I am currently reading Leonard Peikoff's "Understanding Objectivism" (and following the Objective Seminar podcast simultaneously) and a point of confusion for me is the seemingly interchangeable use of the terms. Can someone add some clarity to this?
For a thorough understanding of rationalism, I wonder if the quesioner has reached Lectures 7, 8, and 9 in the "Understanding Objectivism" lectures. They discuss rationalism (and empiricism) in great detail, in terms of many different aspects. There are also two far briefer and very concise descriptions of rationalism in earlier Objectivist literature:
[Philosophers came to be divided] into two camps: those who claimed that man obtains his knowledge of the world by deducing it exclusively from concepts, which come from inside his head and are not derived from the perception of physical facts (the Rationalists) -- and ... (the Empiricists).
Throughout its history, philosophy has been torn by the conflict between the rationalists and the empiricists. The former stress the role of logic in man's acquisition of knowledge, while minimizing the role of experience....
To understand intrinsicism, refer to OPAR, Chapter 4, "Objectivity," subsection titled, "Intrinsicism and Subjectivism as the Two Forms of Rejecting Objectivity." Refer also to ITOE, Chapter 5, "Definitions," near the end of the chapter, where Ayn Rand mentions the Platonic and Aristotelian schools of thought and their underlying view of concepts:
[Intrinsicists] regard the referents of concepts as intrinsic, i.e., as "universals" inherent in things (either as archetypes [e.g., Plato] or as metaphysical essences [e.g., Aristotle]), as special existents unrelated to man's consciousness -- to be perceived by man directly, like any other kind of concrete existents, but perceived by some non-sensory or extra-sensory means.
The most striking difference between rationalism and intrinsicism that I see here is that intrinsicism starts with reality (albeit with an erroneous presupposition about the relation of abstractions to concretes), whereas rationalism starts out completely disconnected from concretes in reality and strives to gain knowledge of reality by a non-reality-based methodology.
In "Understanding Objectivism," Lecture 7 also explains that most subjectivists use rationalism, too.
Note, also, that it was Descartes, a leading rationalist, who believed that the existence of man had to be proved by some means not dependent on direct perception of reality. He concluded, "I think, therefore I am." Because man can look inward and realize that he is thinking, he allegedly can know thereby that he exists. Ayn Rand alludes to this as a "costly historical error" in Galt's Speech in Atlas Shrugged. Galt pronounces the proper conclusion: "I am, therefore I'll think." (Thinking in order to remain in existence.)

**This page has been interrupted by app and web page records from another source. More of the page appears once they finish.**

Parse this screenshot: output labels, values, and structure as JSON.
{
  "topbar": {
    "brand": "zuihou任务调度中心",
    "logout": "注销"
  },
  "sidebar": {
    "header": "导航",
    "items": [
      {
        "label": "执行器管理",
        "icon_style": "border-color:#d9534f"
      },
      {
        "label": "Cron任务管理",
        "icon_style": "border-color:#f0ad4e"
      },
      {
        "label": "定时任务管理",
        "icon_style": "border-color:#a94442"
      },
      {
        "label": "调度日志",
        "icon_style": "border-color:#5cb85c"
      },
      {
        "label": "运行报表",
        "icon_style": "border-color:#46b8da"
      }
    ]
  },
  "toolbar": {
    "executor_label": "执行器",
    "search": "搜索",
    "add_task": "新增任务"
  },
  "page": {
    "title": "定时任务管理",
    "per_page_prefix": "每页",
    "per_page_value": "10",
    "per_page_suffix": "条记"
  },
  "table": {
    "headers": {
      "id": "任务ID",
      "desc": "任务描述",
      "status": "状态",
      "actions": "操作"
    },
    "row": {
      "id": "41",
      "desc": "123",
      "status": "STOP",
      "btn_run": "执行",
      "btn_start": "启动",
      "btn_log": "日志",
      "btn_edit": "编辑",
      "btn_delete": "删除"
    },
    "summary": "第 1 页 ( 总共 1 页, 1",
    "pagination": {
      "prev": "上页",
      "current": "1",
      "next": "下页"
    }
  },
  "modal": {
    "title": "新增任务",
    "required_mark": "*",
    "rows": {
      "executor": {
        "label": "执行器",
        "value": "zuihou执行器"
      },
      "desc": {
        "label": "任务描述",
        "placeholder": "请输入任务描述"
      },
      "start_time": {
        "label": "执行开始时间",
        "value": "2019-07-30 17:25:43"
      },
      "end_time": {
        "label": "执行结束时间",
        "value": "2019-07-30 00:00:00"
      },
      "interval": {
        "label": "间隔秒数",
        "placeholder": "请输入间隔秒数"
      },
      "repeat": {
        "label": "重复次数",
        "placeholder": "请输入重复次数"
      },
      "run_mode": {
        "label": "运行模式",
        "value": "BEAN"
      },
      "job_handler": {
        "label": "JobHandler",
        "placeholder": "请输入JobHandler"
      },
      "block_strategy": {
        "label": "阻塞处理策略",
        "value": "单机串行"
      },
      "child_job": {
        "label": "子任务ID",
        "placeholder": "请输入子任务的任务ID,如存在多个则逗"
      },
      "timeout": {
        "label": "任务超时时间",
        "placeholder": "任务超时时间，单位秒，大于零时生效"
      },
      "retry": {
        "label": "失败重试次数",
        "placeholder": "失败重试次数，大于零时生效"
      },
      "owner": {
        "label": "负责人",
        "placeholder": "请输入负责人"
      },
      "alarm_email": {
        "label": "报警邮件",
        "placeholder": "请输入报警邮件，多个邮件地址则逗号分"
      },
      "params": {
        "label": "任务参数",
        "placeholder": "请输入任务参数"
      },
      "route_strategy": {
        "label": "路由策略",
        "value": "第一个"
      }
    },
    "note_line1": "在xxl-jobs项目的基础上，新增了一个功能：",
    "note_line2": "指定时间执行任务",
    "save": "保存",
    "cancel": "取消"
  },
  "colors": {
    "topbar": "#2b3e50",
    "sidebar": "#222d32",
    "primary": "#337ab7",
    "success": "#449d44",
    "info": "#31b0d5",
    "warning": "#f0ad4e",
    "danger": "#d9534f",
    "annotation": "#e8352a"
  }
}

In contrast, an intrinsicist starts by looking outward at reality (and then errs in other ways). Insofar as an intrinsicist may believe that he finds abstractions in concretes merely by observing them, as "revealed truths," without any other method of cognitive integration, his concepts may, indeed, be difficult to distinguish from the concepts which a rationalist takes as "given" in man's consciousness. Still, the belief that one is looking at reality, and that one ought to do so, is a momentous premise that is crucial to rational cognitive integration.
answered Sep 13 '13 at 00:06
Ideas for Life ♦
Rationalism is concern with logic as opposed to or above perception/reality. A rationalist finds symmetrical logical thought structures to be appealing regardless of the extent of their correspondence to reality.
Rationalism is opposed to Empiricism, which denigrates logic in favor of concrete reality/perception.
Intrinsicism is that concepts, and values, are inherent in things. Intrinsicism is easiest to understand regarding values. An intrinsicist thinks that valuable things are valuable in themselves; that there can be no rational disagreement on the value of a thing, and that the value of a thing or action does not regard potential beneficiaries; that the value of a thing implies a duty on the part of us all to protect and defend it.
For example, environmentalism is an intrinsicist doctrine regarding Earth untouched by man. It's the idea that we have a duty to leave the world alone.
Intrinsicism is opposed to subjectivism. Subjectivism (regarding values) is that the value of a thing is purely a matter of the observer's choice/opinion. Subjectivism is a radical rejection of intrinsicism.
In summary: A rationalist cares more about thought than reality. An empiricist cares more about reality than thought. An intrinsicist imbues things with values, implying a duty to them, and a subjectivist rejects that duty and asserts "anything goes" regarding values.
answered Sep 13 '13 at 16:41
John Paquette ♦
Here are a few of my notes on the subject, from Peikoff's lectures:
answered Sep 20 '13 at 18:31